Go over the data and copy out each line with "value" in it.
[Task material Boundary: Start]
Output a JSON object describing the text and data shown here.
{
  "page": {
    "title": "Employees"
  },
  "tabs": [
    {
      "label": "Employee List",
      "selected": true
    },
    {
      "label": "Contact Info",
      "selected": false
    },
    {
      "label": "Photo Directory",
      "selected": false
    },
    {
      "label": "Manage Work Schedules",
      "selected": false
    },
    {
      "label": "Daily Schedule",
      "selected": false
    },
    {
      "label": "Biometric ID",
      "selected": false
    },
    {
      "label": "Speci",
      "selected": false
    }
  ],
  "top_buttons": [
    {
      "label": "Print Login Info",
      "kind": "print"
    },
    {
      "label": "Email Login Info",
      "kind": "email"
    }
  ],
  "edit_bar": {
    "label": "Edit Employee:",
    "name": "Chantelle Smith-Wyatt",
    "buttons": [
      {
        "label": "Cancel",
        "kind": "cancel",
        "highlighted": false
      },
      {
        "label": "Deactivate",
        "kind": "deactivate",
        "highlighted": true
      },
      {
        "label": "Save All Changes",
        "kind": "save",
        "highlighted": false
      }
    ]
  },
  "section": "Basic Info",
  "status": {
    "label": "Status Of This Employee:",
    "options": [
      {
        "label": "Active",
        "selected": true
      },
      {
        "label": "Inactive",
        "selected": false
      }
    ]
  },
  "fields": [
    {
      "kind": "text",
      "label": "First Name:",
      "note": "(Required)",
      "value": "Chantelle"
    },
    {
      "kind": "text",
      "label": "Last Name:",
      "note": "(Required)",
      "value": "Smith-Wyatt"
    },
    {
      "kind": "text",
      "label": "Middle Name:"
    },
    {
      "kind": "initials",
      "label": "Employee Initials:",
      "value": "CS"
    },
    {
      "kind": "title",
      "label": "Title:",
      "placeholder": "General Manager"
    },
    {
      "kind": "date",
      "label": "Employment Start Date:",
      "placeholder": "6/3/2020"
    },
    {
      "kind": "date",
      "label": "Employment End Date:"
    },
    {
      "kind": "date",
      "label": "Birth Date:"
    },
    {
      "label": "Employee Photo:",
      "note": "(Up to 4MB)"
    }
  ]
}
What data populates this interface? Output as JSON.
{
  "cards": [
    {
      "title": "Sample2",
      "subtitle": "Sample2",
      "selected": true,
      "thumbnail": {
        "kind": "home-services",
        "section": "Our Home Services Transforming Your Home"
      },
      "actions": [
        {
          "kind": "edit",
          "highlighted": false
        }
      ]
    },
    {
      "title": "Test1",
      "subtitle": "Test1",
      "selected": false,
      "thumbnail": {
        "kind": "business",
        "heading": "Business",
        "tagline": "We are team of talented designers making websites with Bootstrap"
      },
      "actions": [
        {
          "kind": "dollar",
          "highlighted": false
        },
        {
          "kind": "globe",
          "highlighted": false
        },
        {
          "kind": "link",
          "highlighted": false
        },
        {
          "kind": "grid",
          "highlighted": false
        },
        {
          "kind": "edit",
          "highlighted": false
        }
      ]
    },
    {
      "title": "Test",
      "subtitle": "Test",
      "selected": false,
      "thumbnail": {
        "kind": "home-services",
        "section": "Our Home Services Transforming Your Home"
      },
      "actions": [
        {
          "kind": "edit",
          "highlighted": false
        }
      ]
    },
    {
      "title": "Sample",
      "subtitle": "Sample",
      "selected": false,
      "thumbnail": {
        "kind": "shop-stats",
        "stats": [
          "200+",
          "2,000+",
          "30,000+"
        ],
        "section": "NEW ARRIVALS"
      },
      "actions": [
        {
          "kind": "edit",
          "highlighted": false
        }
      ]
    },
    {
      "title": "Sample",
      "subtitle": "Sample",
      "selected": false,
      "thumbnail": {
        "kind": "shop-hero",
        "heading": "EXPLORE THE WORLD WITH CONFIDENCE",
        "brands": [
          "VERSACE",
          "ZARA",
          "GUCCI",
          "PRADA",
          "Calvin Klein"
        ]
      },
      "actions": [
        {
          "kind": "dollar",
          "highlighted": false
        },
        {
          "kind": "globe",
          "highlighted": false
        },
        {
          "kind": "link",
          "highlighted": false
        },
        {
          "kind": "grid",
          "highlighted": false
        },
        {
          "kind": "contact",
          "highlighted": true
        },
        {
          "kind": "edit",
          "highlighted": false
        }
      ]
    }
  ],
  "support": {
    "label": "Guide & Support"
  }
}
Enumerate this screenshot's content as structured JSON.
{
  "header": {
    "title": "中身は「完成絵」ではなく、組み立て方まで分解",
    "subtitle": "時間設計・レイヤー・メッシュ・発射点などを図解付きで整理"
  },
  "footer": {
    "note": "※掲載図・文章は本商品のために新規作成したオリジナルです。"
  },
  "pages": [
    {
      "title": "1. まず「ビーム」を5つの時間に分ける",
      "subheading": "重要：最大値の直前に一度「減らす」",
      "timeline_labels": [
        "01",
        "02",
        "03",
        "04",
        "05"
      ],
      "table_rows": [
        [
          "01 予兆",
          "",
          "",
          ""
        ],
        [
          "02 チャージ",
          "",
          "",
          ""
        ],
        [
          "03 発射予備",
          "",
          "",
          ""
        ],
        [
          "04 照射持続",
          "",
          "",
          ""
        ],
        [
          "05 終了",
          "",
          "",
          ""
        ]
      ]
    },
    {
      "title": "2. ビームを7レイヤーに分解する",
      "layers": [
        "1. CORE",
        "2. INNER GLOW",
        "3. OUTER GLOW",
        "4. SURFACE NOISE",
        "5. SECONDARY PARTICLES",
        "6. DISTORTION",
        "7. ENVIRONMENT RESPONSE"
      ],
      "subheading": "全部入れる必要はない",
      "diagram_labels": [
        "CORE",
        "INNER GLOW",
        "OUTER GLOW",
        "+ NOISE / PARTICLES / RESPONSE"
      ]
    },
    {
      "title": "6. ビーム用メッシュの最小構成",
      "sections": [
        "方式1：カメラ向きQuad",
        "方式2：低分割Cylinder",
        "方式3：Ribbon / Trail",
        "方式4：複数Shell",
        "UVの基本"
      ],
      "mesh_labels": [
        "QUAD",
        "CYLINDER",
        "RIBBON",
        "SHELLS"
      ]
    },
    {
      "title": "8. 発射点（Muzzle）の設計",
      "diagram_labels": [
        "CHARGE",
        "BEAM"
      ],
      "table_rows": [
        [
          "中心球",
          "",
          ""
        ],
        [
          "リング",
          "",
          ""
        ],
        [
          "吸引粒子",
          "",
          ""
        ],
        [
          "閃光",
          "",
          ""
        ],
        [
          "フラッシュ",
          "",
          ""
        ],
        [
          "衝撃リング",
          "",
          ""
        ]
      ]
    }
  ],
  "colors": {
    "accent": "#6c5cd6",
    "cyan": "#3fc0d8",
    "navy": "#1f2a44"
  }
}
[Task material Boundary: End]
Written solution:
      "value": "Chantelle"
      "value": "Smith-Wyatt"
      "value": "CS"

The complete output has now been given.